“The long-standing hegemony of Java and C is over. Python, which started as a simple scripting language, as an alternative to Perl, has become mature,” read the note accompanying the latest TIOBE Index update. “Its ease of learning, its huge amount of libraries, and its widespread use in all kinds of domains, has made it the most popular programming language of today.”

Python recently hit version 3.10.0, with a variety of new features for developers. (If you’re totally new to Python and want to learn, swing by for its handy beginner’s guide to programming and Python.) Long an ultra-popular generalist language, Python has made inroads into highly specialized fields such as data science and artificial intelligence (A.I.), sometimes replacing languages such as R in the process.

To create its monthly rankings, TIOBE leverages data from a variety of aggregators and search engines, including Google, Wikipedia, YouTube, and Amazon. Languages that rank must be Turing complete, have their own Wikipedia entry, and earn more than 5,000 hits for +”<language> programming” on Google.
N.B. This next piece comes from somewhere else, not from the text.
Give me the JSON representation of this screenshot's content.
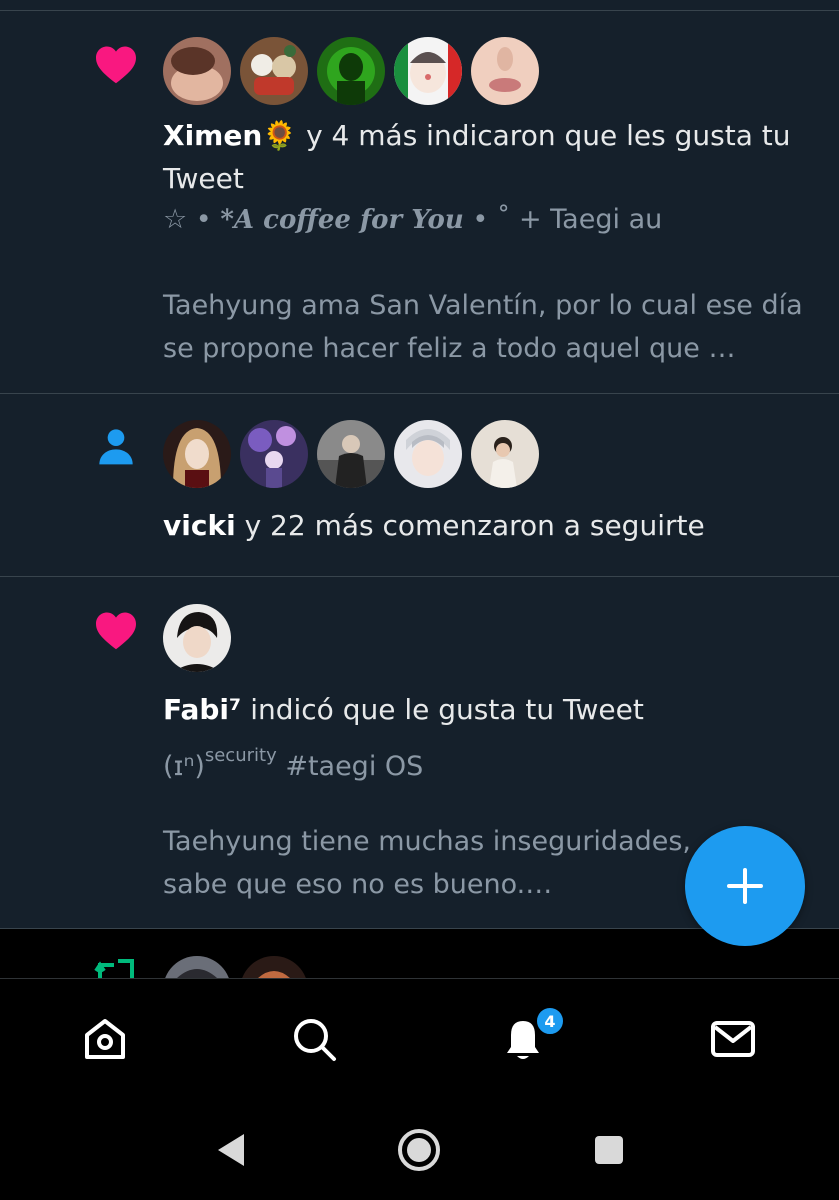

In other words, it’s a good measure of a particular language’s popularity or “buzz,” but doesn’t focus on actual usage in the same way as other websites that rank programming languages, such as Stack Overflow.

Nonetheless, there’s a strong correlation between buzz and usage, and it’s clear that developers everywhere are using and talking about Python. For a language to ascend even a single spot within the upper reaches of the TIOBE rankings is a big deal, because it suggests a massive amount of activity (further down the TIOBE ranks, it’s much easier for languages to rise, since it doesn’t take as much of a shift in data to jump or fall a few slots).

Large companies such as Amazon, Capital One, Facebook, and Microsoft are all actively seeking Python developers. Learning the language not only positions you to participate in a massive community; it can unlock some great job opportunities, as well.